(Times Bulletin/Lindsay McCoy)
(Times Bulletin/Lindsay McCoy)
PAYNE - For now, the Timber Road II Wind Farm in Paulding County is silent except for investigators trying to determine exactly why two blades from a single turbine were damaged on a windy afternoon April 24. So far, the high winds do not appear to have caused the damage.

EDP Renewables Vice President of Communications and Government Affairs Roby Roberts told the Times Bulletin on Friday that so far crews from turbine manufacturer Vestas have not been able to determine the cause of the blade shear which damaged the turbine and forced the shutdown of all 55 turbines owned by EDP.

"Something like this happening is extremely rare," Roberts stated. "We're not 100 percent sure what happened."

What is known is that around 12:45 p.m. two of the blades of the turbine at turbine location 68 (along Paulding County Rd. 70 about one mile east of State Line Rd.) sheared. Debris from the fiberglass/carbon fiber composite material composing the blades was blown into a nearby field and some larger pieces fell close to the tower itself. No one was hurt by falling debris. EDP personnel notified the Ohio Power Siting Board and inspected the site to be sure there were no immediate safety issues. The entire wind farm, located in southwestern Paulding County was immediately shut down to allow an investigation to begin. Roberts confirmed that the blades will not begin turning again until everyone is satisfied that there are no remaining issues.

"We will make sure it is 100 percent safe, conferring with all those involved, before moving forward," he pledged. "At this time, inspectors are analyzing the blades and trying to determine what happened."

Roberts said that cranes will be used to take down the damaged blades in the next few days. Those cranes were observed already on site Friday afternoon. The blades of all the other turbines will be inspected as part of the safety process as well, but the odds are astronomical against any other problems being found.

"Vestas has probably 60,000 wind turbines in operation around the world," Roberts continued. "This just doesn't happen."

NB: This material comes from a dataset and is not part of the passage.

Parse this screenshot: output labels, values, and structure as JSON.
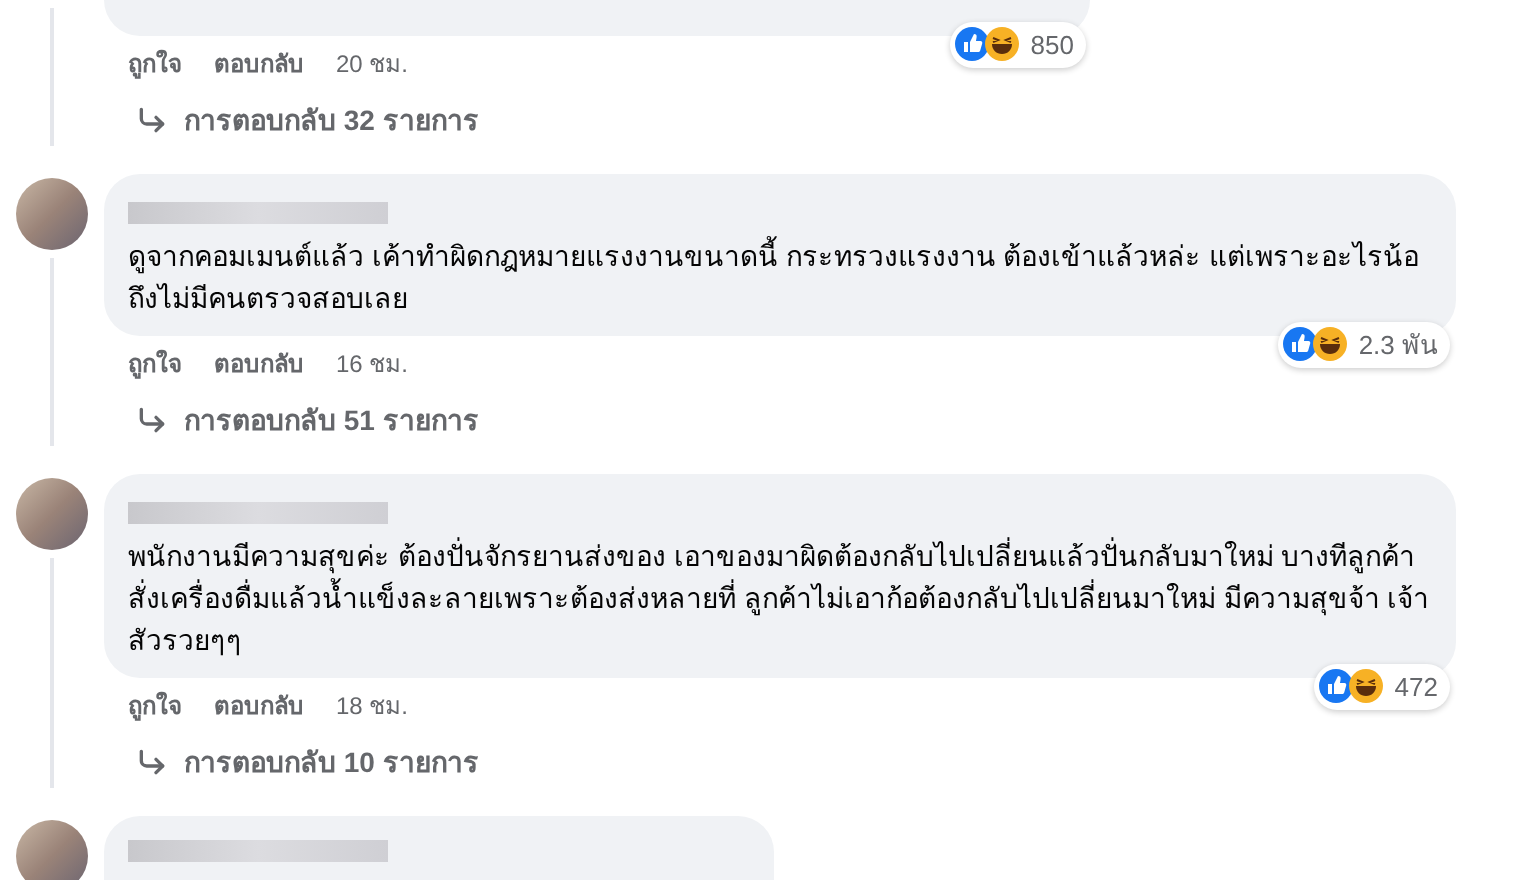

The issue with the Timber Road II Wind Farm is having no effect on the other 172 turbines that are a part of the Blue Creek Wind Farm operated by Iberdrola Renewables. That project is in the final stages before going completely on line.

At this point Roberts is unsure when the blades on each of the $3 million dollar turbines will again start turning and generating electricity.

We will start up again when everything is ready to go. Hopefully that's sooner rather than later," he remarked.